• [Exercise instructions] Your answer should consist of every line in the records that holds "left".

══ Source records ══

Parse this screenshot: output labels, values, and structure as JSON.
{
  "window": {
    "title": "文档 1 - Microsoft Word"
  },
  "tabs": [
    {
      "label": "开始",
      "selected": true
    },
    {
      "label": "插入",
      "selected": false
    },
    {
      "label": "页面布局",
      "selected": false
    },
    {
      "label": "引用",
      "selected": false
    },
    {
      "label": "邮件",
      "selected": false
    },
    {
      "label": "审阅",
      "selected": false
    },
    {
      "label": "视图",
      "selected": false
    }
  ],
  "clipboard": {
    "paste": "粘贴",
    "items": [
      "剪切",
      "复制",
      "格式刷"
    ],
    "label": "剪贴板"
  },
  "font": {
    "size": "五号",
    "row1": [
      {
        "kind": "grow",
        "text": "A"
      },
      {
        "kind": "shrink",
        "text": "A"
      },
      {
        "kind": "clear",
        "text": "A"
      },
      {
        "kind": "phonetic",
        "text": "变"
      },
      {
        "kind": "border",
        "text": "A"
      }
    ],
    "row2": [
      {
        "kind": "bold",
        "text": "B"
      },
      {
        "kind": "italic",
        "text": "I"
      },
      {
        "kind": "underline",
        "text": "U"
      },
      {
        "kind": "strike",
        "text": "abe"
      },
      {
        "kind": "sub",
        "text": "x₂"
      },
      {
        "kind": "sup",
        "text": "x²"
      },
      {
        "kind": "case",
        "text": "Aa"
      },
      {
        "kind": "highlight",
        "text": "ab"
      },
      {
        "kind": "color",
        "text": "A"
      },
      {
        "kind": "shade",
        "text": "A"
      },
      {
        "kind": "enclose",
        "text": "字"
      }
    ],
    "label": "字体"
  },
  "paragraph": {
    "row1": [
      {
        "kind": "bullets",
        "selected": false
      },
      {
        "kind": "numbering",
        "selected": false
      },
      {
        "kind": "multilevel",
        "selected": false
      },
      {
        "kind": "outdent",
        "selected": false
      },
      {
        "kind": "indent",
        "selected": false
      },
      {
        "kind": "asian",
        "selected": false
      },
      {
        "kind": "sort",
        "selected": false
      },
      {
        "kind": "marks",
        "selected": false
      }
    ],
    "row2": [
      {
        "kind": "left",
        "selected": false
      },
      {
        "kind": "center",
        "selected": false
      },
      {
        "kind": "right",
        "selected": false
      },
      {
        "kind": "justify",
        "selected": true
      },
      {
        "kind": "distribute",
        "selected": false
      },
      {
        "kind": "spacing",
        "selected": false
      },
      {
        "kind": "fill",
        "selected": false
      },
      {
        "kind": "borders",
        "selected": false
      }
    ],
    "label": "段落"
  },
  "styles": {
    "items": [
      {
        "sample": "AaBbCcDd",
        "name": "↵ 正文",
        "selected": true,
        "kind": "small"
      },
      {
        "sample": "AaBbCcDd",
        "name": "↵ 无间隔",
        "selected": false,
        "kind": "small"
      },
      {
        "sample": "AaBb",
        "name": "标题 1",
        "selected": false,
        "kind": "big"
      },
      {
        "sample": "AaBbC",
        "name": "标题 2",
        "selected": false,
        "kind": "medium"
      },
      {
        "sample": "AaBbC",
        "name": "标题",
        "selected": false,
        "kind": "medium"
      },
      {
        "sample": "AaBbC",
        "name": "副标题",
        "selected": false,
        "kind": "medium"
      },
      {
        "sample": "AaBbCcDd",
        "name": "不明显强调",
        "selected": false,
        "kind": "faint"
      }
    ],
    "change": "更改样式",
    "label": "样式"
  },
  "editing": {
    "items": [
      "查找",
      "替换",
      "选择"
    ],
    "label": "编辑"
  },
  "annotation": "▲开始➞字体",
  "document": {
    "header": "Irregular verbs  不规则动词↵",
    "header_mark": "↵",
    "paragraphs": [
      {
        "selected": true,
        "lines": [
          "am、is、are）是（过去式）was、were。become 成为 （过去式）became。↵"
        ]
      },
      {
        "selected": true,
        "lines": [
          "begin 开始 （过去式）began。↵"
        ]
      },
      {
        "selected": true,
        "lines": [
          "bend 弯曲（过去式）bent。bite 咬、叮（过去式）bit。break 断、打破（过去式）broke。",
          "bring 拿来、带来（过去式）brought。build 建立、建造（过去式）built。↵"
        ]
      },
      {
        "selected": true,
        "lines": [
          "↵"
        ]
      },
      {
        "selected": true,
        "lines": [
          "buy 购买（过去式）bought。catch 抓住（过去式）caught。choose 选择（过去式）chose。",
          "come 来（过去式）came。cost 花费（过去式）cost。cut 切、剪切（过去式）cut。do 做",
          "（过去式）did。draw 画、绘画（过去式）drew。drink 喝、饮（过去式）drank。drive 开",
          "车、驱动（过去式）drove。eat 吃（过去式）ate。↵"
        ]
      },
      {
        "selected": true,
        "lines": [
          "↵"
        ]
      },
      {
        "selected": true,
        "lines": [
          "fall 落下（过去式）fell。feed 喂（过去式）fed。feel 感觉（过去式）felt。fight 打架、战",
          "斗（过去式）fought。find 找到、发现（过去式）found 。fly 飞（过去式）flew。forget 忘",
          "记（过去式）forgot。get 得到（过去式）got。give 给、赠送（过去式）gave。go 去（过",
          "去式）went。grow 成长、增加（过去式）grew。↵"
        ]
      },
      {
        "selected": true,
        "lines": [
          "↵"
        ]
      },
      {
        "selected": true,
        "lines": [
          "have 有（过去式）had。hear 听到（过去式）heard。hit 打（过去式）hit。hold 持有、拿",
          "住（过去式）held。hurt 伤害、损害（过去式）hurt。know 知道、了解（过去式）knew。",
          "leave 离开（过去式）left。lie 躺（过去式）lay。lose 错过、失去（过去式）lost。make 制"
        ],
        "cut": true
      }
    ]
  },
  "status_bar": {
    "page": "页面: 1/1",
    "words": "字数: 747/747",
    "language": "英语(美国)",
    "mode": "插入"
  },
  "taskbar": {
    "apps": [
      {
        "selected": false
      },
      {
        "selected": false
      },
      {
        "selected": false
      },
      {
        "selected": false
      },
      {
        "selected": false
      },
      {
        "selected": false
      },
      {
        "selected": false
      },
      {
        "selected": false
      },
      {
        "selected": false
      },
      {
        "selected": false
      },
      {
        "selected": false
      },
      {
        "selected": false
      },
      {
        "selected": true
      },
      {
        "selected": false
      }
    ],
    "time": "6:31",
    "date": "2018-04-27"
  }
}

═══

• [Task response]
        "kind": "left",
          "leave 离开（过去式）left。lie 躺（过去式）lay。lose 错过、失去（过去式）lost。make 制"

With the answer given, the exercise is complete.